Area of water in the Pacific Ocean off NZ is 6C hotter than normal, possibly due to a lack of wind in the region
A spike in water temperature of up to 6C above average across a massive patch of ocean east of New Zealand is likely to have been caused by an “anti-cyclone” weather system, a leading scientist says.
Appearing on heat maps as a deep red blob, the patch spans at least a million square kilometres – an area nearly 1.5 times the size of Texas, or four times larger than New Zealand – in the Pacific Ocean.
James Renwick, the head of geography, environment and earth sciences at Victoria University in Wellington, said the scale of the temperature spike near the sparsely populated Chatham Islands archipelago was remarkable, and had been building for weeks.
“It’s the biggest patch of above average warming on the planet right now. Normally the temperatures there are about 15C, at the moment they are about 20C,” he said.
Renwick said the blob could be linked to rising atmospheric greenhouse gas emissions, as a result of climate change, but he expected it was overwhelmingly due to natural variability – a strong high pressure system and a lack of wind.
“It’s not uncommon to see patches of warmer water off New Zealand but this magnitude of four, five, up to six degrees is pretty unusual,” Renwick said.
“It’s probably a very thin layer of ocean that has warmed up and there hasn’t been any wind to cool it for several weeks.”
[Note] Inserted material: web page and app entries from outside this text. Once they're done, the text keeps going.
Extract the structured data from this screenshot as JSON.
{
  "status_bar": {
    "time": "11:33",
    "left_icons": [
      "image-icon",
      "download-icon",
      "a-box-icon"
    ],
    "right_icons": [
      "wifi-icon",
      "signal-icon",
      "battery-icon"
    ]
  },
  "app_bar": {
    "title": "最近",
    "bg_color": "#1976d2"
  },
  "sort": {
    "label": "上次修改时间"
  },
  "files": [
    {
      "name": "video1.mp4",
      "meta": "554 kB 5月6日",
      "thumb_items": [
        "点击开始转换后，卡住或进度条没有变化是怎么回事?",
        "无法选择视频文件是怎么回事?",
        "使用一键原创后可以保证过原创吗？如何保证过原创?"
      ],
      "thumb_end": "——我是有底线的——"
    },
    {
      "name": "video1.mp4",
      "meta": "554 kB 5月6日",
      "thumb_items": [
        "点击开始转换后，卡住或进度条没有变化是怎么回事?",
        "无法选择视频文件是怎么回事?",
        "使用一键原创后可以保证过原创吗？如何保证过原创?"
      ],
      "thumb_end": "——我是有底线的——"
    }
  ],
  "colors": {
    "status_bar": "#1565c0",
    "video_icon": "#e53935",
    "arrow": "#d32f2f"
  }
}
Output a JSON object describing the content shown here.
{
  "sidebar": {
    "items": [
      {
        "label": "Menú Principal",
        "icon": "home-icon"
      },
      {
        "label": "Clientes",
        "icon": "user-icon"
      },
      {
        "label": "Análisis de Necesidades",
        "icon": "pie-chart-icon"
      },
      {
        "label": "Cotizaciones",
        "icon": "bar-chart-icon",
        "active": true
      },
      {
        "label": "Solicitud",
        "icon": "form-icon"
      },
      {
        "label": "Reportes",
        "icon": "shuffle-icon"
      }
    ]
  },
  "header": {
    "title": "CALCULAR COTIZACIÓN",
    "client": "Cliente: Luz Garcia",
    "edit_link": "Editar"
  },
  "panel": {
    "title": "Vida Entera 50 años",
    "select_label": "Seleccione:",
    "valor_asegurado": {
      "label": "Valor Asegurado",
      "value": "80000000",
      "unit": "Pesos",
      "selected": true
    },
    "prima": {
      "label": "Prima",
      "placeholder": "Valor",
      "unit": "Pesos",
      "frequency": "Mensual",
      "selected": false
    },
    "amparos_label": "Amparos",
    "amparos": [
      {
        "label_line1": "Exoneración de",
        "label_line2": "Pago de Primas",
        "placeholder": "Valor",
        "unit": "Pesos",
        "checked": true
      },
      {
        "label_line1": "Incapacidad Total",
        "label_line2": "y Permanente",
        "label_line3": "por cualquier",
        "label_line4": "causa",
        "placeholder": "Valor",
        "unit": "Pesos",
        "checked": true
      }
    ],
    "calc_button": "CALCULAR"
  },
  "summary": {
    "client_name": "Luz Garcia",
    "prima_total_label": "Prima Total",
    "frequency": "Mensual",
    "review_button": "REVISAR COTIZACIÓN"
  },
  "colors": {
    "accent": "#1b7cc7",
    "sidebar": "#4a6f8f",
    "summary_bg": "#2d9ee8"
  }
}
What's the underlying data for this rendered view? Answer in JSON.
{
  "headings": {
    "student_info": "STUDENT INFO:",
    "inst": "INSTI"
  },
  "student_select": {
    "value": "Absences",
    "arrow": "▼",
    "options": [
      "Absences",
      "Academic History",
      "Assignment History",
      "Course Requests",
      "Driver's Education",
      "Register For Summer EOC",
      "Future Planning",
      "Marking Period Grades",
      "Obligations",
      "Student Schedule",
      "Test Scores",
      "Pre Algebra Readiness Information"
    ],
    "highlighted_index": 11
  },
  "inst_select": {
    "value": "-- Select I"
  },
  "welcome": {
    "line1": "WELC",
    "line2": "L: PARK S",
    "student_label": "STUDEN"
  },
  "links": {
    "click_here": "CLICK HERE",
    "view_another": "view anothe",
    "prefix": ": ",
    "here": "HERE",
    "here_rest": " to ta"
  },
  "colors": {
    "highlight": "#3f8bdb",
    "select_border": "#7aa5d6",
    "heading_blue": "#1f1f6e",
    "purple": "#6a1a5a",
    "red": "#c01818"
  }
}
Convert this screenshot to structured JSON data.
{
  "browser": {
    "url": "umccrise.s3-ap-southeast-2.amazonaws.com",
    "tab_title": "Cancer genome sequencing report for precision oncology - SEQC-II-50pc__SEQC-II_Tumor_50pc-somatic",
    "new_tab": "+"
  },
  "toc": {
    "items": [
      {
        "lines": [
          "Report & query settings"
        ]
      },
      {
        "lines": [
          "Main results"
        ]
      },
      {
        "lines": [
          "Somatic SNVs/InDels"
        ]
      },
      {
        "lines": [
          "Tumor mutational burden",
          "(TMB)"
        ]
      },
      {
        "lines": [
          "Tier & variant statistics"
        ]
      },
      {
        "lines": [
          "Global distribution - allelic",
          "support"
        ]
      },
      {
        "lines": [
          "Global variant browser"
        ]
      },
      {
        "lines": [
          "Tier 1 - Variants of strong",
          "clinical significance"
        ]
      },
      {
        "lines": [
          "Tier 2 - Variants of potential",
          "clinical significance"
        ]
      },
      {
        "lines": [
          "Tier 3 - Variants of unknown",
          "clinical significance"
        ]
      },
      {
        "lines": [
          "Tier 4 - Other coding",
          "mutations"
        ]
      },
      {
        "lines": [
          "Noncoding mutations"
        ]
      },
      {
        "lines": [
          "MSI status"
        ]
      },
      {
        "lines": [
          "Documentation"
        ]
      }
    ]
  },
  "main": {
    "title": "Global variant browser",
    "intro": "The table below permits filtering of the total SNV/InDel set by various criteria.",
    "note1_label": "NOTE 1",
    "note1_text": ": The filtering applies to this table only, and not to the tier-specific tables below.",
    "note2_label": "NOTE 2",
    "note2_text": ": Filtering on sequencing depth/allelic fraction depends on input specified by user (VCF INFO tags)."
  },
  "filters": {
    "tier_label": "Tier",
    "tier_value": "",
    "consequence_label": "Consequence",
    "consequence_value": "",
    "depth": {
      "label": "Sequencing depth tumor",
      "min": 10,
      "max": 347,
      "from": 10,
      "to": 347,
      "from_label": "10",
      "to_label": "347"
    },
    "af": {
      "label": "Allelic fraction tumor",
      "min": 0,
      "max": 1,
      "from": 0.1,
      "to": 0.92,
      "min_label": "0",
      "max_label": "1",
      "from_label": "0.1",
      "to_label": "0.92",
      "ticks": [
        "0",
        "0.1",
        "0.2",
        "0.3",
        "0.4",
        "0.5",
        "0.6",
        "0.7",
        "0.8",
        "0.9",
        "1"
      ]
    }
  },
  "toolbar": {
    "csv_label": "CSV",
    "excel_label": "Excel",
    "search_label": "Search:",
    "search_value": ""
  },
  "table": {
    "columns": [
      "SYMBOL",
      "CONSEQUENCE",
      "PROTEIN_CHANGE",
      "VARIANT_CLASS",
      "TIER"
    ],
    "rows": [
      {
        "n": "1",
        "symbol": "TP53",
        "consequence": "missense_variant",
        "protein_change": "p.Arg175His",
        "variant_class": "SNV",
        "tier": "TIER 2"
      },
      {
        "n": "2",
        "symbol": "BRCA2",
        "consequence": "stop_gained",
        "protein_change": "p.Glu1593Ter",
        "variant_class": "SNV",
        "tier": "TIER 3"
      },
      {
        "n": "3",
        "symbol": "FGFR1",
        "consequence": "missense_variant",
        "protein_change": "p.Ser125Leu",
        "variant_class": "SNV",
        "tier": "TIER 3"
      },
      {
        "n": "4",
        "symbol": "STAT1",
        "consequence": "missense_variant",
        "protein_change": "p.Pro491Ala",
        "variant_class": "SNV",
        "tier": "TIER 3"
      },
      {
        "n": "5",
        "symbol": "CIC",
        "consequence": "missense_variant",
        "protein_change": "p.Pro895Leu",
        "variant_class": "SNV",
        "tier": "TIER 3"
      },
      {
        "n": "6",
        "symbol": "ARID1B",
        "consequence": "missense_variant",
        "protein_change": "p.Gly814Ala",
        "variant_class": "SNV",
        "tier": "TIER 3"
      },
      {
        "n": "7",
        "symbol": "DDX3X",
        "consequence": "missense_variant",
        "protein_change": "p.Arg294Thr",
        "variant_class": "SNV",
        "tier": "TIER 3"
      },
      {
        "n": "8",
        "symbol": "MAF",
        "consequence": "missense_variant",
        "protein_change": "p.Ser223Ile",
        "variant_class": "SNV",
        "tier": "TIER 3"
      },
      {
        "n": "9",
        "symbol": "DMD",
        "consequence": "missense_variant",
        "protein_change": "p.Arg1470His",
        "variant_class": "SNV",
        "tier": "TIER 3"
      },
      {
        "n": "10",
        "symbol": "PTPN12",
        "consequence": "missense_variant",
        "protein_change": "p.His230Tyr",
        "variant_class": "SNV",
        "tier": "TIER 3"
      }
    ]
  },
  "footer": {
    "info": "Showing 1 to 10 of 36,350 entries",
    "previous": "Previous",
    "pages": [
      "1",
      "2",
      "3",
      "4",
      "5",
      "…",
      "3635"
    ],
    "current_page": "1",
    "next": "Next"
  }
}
Anti-cyclones form when a mass of air cools, contracts and becomes more dense, increasing the weight of the atmosphere and the surface air pressure.
Renwick said a surge in ocean heat over a short period could be difficult for local marine life if it penetrated far beyond the surface. Ocean temperatures are less prone to sharp changes than those on land due to the amount of energy required to warm an area of water.